After death he [Gregory Thaumaturgos] sojourned in alien tombs and having rejected earthly possessions, he was not buried in his ownplace. His sole honor was to be completely untainted by greed. (J.54.12-15) Although this passage indicates the absence of a particular location for the saint's resting place, the panegyric delivered by Gregory of Nyssa most likely took place in the church of Neo-Caesarea
. However, Gregory mentions a precise historical location or that place inwhich he was delivering his address:When in our lifetime the city suffered a severe earthquake and almost every public and private building was completely destroyed, the templealone remained unscathed and unshaken, thereby testifying to that great man's strength and vigor. (J.28.7-11)Gregory, who was later attributed with the name of Thaumaturgos or Wonderworker, was most likely born with the name of Theodore andreceived the name of Gregory at baptism. His date of birth was approximately the year 213 and came from a high-ranking pagan family atNeocaesarea in Pontos or what today is modern Turkey.
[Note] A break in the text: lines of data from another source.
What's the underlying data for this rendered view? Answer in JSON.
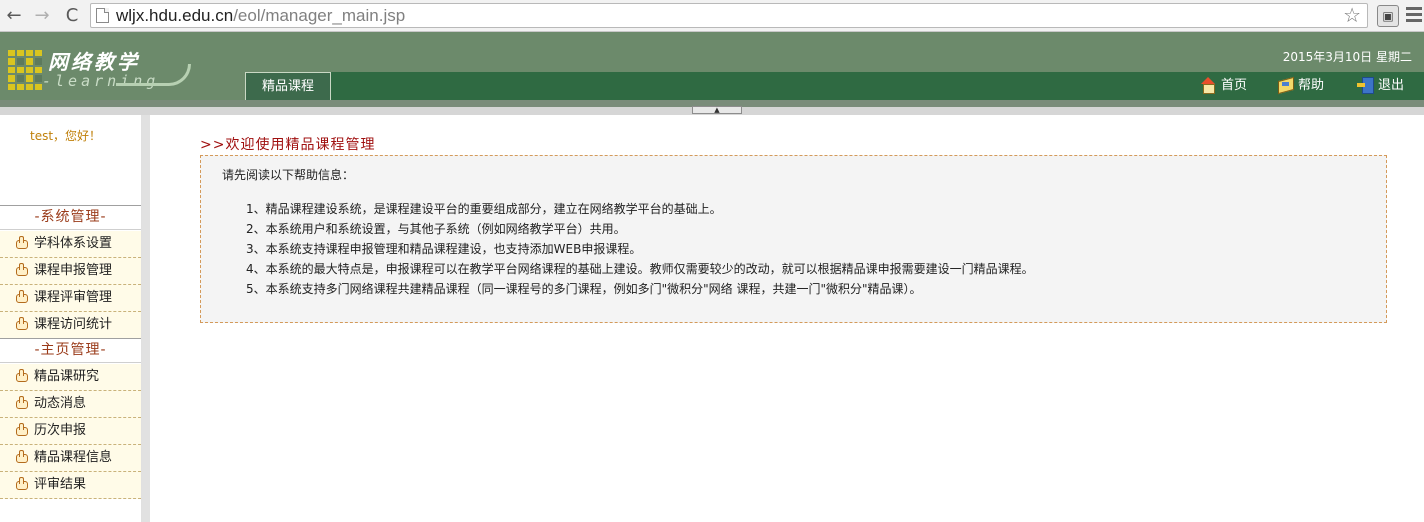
{
  "browser": {
    "url_host": "wljx.hdu.edu.cn",
    "url_path": "/eol/manager_main.jsp",
    "back_icon": "←",
    "forward_icon": "→",
    "reload_icon": "C",
    "star_icon": "☆"
  },
  "header": {
    "logo_cn": "网络教学",
    "logo_en": "-learning",
    "date": "2015年3月10日  星期二",
    "tab_active": "精品课程",
    "links": {
      "home": "首页",
      "help": "帮助",
      "exit": "退出"
    },
    "accent_color": "#2f6a42",
    "header_color": "#6c8a6b"
  },
  "sidebar": {
    "greeting": "test，您好！",
    "sections": [
      {
        "title": "-系统管理-",
        "items": [
          "学科体系设置",
          "课程申报管理",
          "课程评审管理",
          "课程访问统计"
        ]
      },
      {
        "title": "-主页管理-",
        "items": [
          "精品课研究",
          "动态消息",
          "历次申报",
          "精品课程信息",
          "评审结果"
        ]
      }
    ]
  },
  "main": {
    "title": ">>欢迎使用精品课程管理",
    "intro": "请先阅读以下帮助信息：",
    "items": [
      "1、精品课程建设系统，是课程建设平台的重要组成部分，建立在网络教学平台的基础上。",
      "2、本系统用户和系统设置，与其他子系统（例如网络教学平台）共用。",
      "3、本系统支持课程申报管理和精品课程建设，也支持添加WEB申报课程。",
      "4、本系统的最大特点是，申报课程可以在教学平台网络课程的基础上建设。教师仅需要较少的改动，就可以根据精品课申报需要建设一门精品课程。",
      "5、本系统支持多门网络课程共建精品课程（同一课程号的多门课程，例如多门\"微积分\"网络 课程，共建一门\"微积分\"精品课）。"
    ]
  }
}
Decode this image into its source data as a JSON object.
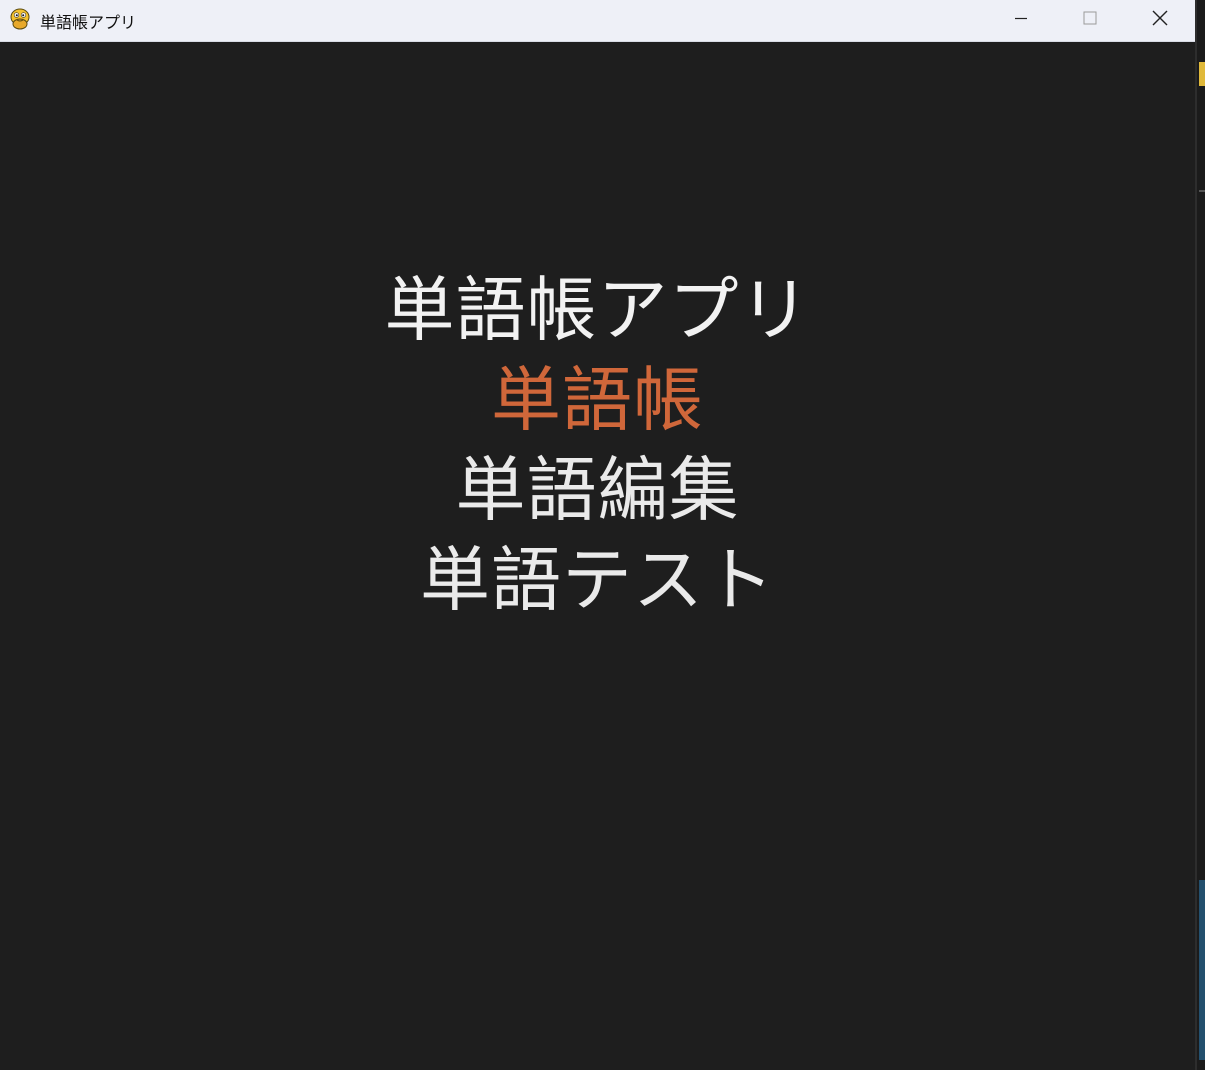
{
  "window": {
    "title": "単語帳アプリ",
    "icon": "python-snake-icon",
    "controls": {
      "minimize_icon": "minimize-icon",
      "maximize_icon": "maximize-icon",
      "close_icon": "close-icon"
    }
  },
  "menu": {
    "title": "単語帳アプリ",
    "items": [
      {
        "label": "単語帳",
        "selected": true,
        "color": "#d0673a"
      },
      {
        "label": "単語編集",
        "selected": false,
        "color": "#eaeaea"
      },
      {
        "label": "単語テスト",
        "selected": false,
        "color": "#eaeaea"
      }
    ]
  },
  "colors": {
    "background": "#1e1e1e",
    "titlebar": "#eef0f7",
    "text": "#f2f2f2",
    "accent": "#d0673a"
  }
}
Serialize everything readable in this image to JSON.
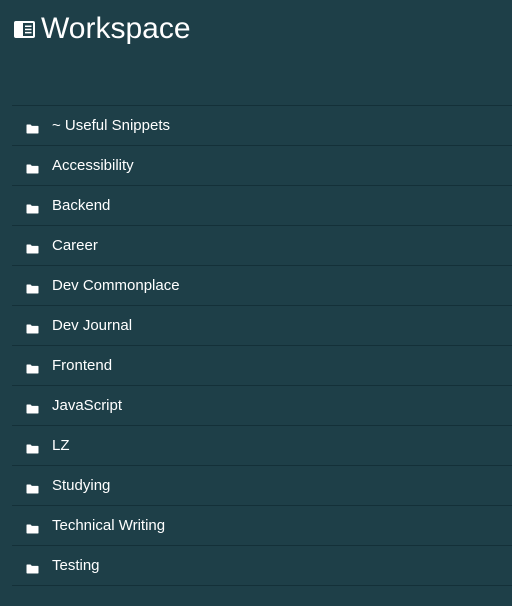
{
  "header": {
    "title": "Workspace",
    "icon": "sidebar-notebook-icon"
  },
  "folders": [
    {
      "label": "~ Useful Snippets",
      "icon": "folder-icon"
    },
    {
      "label": "Accessibility",
      "icon": "folder-icon"
    },
    {
      "label": "Backend",
      "icon": "folder-icon"
    },
    {
      "label": "Career",
      "icon": "folder-icon"
    },
    {
      "label": "Dev Commonplace",
      "icon": "folder-icon"
    },
    {
      "label": "Dev Journal",
      "icon": "folder-icon"
    },
    {
      "label": "Frontend",
      "icon": "folder-icon"
    },
    {
      "label": "JavaScript",
      "icon": "folder-icon"
    },
    {
      "label": "LZ",
      "icon": "folder-icon"
    },
    {
      "label": "Studying",
      "icon": "folder-icon"
    },
    {
      "label": "Technical Writing",
      "icon": "folder-icon"
    },
    {
      "label": "Testing",
      "icon": "folder-icon"
    }
  ],
  "colors": {
    "background": "#1e3f48",
    "divider": "#143038",
    "text": "#ffffff"
  }
}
On his way to visit Berytos (Beirut) in Phoenicia to pursue studies in law, Gregoryended up in Palestinian Caesarea shortly after Origen had settled there from Alexandria. This newly transferred school already had exerted amagnetic attraction throughout the Mediterranean world as a center for Christian education. The youth from Pontos became so enamoredby Origen that he remained for five years under his tutelage. Gregory passed his time studying philosophy which, if lived in accord withreason, brings rewards far greater than any conferred by wealth or success. As G.L. Prestige has remarked, the still youthful pupil honors hismaster by saying that "Gregory's soul was knit to that of Origen as Jonathan's was to David"
. At the end of his five year stay with thismaster of Christian exegesis, the future bishop wrote of him in his panegyric, Address to Origen:Like some spark kindled within my soul there was kindled and blazed forth my love both toward him [Christ], most desirable of all for hisbeauty unspeakable, the Word holy and altogether lovely, and toward this man [Origen] his friend and prophet...One thing only was dear andaffected by me: philosophy and its teacher, this divine man